**DIRECTIONS FOR THIS TASK**
Every line with the word "label" in it should be extracted from the data that follows.

================

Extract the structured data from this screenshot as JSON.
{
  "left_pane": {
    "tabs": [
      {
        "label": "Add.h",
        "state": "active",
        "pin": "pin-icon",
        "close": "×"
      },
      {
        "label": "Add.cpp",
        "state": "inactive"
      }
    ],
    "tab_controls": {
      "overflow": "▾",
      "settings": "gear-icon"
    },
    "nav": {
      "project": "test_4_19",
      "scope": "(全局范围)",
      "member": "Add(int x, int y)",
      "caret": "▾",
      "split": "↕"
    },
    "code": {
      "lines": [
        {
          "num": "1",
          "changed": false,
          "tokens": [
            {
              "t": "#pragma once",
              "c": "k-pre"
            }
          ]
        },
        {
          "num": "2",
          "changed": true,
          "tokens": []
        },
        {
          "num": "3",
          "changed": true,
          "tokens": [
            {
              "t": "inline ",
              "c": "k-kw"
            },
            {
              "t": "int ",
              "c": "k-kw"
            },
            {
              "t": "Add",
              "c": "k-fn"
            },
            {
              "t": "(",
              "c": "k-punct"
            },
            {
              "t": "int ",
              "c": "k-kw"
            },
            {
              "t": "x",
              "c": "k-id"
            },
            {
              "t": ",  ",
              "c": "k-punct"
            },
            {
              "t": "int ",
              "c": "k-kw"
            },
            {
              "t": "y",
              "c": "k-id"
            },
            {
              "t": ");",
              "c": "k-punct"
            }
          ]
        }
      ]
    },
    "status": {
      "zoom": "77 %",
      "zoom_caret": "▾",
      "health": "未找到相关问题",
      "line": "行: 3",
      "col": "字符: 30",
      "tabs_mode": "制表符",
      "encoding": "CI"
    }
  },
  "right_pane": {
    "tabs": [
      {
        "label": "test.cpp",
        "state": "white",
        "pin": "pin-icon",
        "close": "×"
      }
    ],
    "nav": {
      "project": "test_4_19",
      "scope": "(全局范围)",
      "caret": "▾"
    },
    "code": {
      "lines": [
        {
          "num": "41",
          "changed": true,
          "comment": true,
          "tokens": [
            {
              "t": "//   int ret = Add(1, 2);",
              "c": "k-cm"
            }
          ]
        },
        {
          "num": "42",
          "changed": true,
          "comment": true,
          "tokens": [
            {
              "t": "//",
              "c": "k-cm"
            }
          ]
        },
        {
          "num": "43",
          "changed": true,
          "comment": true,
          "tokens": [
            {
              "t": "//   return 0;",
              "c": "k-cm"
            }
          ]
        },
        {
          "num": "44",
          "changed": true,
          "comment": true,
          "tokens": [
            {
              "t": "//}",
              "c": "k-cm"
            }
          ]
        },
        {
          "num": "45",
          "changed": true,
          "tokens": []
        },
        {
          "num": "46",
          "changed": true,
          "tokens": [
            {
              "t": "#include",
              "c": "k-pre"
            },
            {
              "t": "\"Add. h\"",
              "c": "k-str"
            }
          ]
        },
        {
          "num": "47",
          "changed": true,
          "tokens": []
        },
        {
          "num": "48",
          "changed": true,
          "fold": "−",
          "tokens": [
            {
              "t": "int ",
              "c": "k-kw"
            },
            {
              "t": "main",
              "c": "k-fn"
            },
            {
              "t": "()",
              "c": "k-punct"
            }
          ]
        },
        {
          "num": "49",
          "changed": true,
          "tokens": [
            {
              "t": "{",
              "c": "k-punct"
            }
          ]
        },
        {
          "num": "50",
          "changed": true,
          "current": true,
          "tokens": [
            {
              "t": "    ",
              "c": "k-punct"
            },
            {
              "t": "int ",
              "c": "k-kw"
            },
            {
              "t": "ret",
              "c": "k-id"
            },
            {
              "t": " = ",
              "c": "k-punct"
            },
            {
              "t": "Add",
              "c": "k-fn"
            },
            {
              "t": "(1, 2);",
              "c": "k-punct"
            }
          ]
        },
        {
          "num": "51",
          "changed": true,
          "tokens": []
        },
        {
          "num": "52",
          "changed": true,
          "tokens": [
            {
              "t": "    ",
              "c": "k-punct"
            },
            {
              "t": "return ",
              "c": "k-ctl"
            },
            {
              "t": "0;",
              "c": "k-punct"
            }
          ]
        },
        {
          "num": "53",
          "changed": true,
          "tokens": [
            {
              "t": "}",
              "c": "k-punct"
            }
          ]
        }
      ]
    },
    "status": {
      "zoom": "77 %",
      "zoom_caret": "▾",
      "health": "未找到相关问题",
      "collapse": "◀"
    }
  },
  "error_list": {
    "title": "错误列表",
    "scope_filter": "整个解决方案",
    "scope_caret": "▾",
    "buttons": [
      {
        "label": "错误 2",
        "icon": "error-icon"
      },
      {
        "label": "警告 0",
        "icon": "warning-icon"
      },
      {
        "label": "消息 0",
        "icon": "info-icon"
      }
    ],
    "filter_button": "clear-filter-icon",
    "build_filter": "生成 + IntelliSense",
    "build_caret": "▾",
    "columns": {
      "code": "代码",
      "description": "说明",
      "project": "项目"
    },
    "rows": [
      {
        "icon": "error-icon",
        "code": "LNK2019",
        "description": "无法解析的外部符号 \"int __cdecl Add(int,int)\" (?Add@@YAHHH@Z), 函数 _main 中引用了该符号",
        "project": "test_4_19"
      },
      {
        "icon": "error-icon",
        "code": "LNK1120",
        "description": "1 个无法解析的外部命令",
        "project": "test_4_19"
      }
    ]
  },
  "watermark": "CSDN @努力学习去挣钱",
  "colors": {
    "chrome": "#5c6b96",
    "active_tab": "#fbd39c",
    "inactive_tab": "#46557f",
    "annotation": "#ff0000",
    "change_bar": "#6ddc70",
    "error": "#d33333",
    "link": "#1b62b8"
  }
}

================

**SOLVED PROBLEM**
        "label": "Add.h",
        "label": "Add.cpp",
        "label": "test.cpp",
        "label": "错误 2",
        "label": "警告 0",
        "label": "消息 0",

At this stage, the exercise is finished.